* _Instructions to follow_
Only the lines holding the string "value" are needed; copy each of them from the data.

* _Entries from a dataset of interfaces_
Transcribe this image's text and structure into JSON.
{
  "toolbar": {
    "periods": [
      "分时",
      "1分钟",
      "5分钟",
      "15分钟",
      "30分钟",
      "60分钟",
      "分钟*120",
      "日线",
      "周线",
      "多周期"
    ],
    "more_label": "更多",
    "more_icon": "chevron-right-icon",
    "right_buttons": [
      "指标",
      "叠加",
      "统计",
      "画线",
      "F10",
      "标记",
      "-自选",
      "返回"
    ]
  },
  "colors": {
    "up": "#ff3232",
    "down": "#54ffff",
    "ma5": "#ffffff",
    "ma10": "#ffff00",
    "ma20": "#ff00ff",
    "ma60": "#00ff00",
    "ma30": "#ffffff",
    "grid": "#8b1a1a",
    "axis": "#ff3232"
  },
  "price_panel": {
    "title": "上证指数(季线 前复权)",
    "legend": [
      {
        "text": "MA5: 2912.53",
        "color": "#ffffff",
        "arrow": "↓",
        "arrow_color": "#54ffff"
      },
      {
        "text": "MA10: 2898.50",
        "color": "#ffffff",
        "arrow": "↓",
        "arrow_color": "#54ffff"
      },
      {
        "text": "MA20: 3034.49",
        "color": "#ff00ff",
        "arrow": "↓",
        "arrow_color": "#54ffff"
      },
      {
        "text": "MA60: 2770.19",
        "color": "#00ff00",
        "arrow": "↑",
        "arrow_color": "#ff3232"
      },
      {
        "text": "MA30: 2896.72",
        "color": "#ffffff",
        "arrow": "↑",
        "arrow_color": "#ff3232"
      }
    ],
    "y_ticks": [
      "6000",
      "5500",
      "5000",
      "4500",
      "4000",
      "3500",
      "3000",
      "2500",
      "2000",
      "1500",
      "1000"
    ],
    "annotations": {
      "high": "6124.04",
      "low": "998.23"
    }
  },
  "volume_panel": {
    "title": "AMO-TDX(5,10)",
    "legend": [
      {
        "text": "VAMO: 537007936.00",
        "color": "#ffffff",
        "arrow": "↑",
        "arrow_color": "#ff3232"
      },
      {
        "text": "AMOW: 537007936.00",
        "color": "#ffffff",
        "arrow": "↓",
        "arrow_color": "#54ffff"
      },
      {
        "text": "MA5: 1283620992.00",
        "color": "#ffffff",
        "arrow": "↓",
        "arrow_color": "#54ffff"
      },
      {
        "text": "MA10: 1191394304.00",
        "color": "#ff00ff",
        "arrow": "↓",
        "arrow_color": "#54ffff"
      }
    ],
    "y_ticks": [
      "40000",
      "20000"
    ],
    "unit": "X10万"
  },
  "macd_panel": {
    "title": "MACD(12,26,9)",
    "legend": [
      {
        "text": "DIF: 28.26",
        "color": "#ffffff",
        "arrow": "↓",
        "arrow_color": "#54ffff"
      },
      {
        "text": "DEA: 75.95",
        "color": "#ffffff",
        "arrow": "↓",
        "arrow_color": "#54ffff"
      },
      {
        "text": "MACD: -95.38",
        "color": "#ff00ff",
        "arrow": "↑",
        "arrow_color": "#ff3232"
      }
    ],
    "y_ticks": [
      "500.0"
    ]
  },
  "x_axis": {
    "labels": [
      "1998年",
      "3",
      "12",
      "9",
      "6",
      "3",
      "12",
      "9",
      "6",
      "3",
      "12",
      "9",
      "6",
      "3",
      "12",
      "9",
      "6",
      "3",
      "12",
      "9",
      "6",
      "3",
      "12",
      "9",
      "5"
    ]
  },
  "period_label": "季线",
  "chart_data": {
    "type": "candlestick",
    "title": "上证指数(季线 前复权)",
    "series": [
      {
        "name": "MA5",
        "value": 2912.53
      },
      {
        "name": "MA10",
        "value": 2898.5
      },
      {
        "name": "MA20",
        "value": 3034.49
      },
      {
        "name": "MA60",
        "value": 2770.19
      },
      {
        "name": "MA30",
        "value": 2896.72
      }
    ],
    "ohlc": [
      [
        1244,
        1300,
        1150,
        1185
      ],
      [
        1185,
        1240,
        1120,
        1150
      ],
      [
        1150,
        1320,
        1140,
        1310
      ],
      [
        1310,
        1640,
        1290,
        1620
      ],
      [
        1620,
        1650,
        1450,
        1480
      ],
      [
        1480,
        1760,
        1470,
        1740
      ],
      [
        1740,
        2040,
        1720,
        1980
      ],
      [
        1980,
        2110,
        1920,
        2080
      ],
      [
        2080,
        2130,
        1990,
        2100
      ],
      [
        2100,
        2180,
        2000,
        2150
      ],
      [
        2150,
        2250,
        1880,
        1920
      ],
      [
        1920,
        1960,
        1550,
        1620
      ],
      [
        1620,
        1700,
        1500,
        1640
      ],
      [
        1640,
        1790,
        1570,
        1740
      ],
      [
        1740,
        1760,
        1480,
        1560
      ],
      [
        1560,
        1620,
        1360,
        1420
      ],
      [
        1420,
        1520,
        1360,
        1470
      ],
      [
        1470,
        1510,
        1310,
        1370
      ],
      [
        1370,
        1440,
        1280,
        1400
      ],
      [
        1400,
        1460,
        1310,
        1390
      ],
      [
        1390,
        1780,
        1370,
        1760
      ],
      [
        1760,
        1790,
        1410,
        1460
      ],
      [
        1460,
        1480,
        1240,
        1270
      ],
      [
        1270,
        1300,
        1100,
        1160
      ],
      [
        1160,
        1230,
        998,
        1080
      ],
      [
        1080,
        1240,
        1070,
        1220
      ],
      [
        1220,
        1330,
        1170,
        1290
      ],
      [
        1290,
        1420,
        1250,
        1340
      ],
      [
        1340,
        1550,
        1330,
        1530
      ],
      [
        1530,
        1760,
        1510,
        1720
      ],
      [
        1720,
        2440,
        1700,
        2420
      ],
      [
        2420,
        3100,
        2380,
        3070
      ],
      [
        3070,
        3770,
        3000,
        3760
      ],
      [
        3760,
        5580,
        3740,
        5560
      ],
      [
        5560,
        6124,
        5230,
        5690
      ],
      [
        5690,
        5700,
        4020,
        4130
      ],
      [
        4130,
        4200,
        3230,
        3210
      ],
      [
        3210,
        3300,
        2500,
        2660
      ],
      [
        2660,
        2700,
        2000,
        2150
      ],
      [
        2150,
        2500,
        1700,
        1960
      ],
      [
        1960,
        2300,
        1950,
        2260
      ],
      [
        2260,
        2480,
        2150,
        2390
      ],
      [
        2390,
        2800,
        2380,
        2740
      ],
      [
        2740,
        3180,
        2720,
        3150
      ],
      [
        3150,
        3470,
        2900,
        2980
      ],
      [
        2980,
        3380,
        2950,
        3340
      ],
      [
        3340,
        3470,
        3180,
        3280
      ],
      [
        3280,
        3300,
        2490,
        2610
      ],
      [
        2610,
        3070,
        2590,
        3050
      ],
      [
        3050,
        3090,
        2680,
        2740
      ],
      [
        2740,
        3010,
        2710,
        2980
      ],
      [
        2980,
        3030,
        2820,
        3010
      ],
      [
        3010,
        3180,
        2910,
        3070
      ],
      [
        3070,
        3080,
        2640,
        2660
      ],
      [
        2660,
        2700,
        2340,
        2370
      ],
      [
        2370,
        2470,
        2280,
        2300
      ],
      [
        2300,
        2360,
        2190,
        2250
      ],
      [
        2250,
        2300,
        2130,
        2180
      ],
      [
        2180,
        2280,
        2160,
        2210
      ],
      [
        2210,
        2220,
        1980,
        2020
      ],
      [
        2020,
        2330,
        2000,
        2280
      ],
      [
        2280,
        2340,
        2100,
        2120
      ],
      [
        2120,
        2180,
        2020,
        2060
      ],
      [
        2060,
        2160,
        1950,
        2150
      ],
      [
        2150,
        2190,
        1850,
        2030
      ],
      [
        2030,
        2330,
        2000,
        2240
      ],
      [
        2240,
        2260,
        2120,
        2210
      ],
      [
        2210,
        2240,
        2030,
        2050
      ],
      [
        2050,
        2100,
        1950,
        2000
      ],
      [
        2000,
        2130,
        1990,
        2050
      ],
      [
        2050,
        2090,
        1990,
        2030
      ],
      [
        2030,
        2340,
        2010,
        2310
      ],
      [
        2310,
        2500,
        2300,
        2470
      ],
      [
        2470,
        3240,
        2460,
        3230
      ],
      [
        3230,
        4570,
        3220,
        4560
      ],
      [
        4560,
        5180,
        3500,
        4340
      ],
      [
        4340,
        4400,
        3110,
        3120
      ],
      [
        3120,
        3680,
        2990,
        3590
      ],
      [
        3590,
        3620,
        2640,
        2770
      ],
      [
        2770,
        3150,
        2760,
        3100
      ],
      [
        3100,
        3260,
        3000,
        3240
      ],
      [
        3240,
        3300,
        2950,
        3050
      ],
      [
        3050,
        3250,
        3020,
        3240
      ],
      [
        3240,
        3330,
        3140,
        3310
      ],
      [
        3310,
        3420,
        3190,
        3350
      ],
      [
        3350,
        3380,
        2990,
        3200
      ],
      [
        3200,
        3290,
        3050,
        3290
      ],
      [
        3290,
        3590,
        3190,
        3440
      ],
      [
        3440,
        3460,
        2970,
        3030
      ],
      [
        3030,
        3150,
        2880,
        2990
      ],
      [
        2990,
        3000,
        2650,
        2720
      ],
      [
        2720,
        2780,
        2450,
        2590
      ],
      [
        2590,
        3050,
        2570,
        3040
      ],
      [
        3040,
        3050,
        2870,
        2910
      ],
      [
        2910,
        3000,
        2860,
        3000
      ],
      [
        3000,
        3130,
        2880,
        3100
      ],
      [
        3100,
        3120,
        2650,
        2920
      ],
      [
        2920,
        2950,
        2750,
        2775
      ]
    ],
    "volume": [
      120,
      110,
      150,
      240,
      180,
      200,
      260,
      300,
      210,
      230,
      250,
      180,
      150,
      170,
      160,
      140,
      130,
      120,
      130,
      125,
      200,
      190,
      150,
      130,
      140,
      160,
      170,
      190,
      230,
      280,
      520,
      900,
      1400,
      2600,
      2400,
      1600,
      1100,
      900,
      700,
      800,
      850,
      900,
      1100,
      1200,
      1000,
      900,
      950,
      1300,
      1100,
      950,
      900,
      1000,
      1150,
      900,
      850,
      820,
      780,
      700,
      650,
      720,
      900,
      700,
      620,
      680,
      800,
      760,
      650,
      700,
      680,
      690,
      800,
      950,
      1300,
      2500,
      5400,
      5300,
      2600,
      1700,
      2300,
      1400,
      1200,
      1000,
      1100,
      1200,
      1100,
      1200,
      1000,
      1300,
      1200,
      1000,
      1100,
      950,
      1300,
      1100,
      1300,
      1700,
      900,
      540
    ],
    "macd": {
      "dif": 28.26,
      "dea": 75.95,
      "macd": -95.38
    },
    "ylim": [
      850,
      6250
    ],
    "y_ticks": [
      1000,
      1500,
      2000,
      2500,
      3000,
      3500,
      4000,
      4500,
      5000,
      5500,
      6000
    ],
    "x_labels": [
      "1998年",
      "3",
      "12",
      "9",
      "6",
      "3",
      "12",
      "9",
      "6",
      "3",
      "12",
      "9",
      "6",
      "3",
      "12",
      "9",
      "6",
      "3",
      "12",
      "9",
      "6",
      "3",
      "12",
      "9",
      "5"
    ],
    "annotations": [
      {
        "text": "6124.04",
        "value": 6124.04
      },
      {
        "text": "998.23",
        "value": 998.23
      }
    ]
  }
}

* _Answer to the exercise_
        "value": 2912.53
        "value": 2898.5
        "value": 3034.49
        "value": 2770.19
        "value": 2896.72
        "value": 6124.04
        "value": 998.23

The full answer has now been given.